You can cruise in either direction, starting in Inverness or the lovely town of Oban, and a typical trip takes seven days at a pleasantly languid pace. No doubt much of your time will be spent on deck watching the scenery drift past. You’ll see the staggeringly picturesque Castle Stalker (a familiar landmark for Monty Python fans), the village of Fort Augustus, the ruins of Urquhart Castle on the western shore of Loch Ness, and Ben Nevis, the tallest mountain in the UK. Red squirrels and otters are often seen on the banks, and your boat will pause regularly, allowing you to take a stroll along the towpath or head into the countryside a little.

Our top Scottish Highlands Holiday

Scotland by railway holiday

Scotland by railway holiday

Experience authentic Scotland independently and car-free

From £1135 to £1195 8 days ex flights
Tailor made:
This trip can be tailor made from April to the end of October.
Travel Team
If you'd like to chat about Scottish Highlands or need help finding a holiday to suit you we're very happy to help.

Best time to cruise the Scottish Highlands

“In spring the air is so fresh and you have all the seabirds,” says Fiona Forsyth. “And in summer you get the weather (touch wood). But my favourite season is autumn. The colours in the Highlands are beautiful in September and October.” Cruises around the lochs of Argyll typically sail between June and August, while Caledonian Canal cruises tend to have a longer season between April and October.
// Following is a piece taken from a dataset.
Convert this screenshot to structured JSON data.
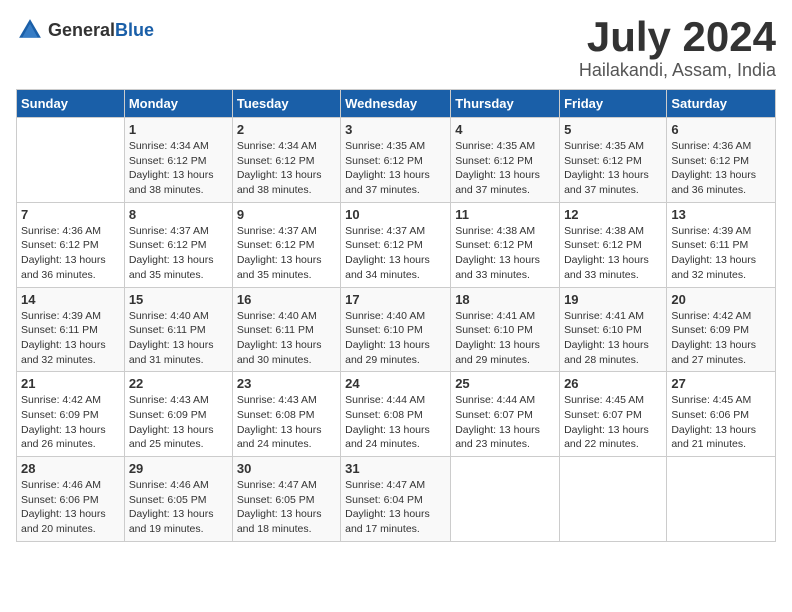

Midges are a problem in summer, but less so when you’re on water as they don’t have a long range and experienced skippers will keep you moving at dusk when necessary.
Written by Rob Perkins
Photo credits: [Page banner: nicolas Valentin] [Loch Lomond: Eilis Garvey] [Creel fishing: Neil Williamson] [Best time: Scott Jackson]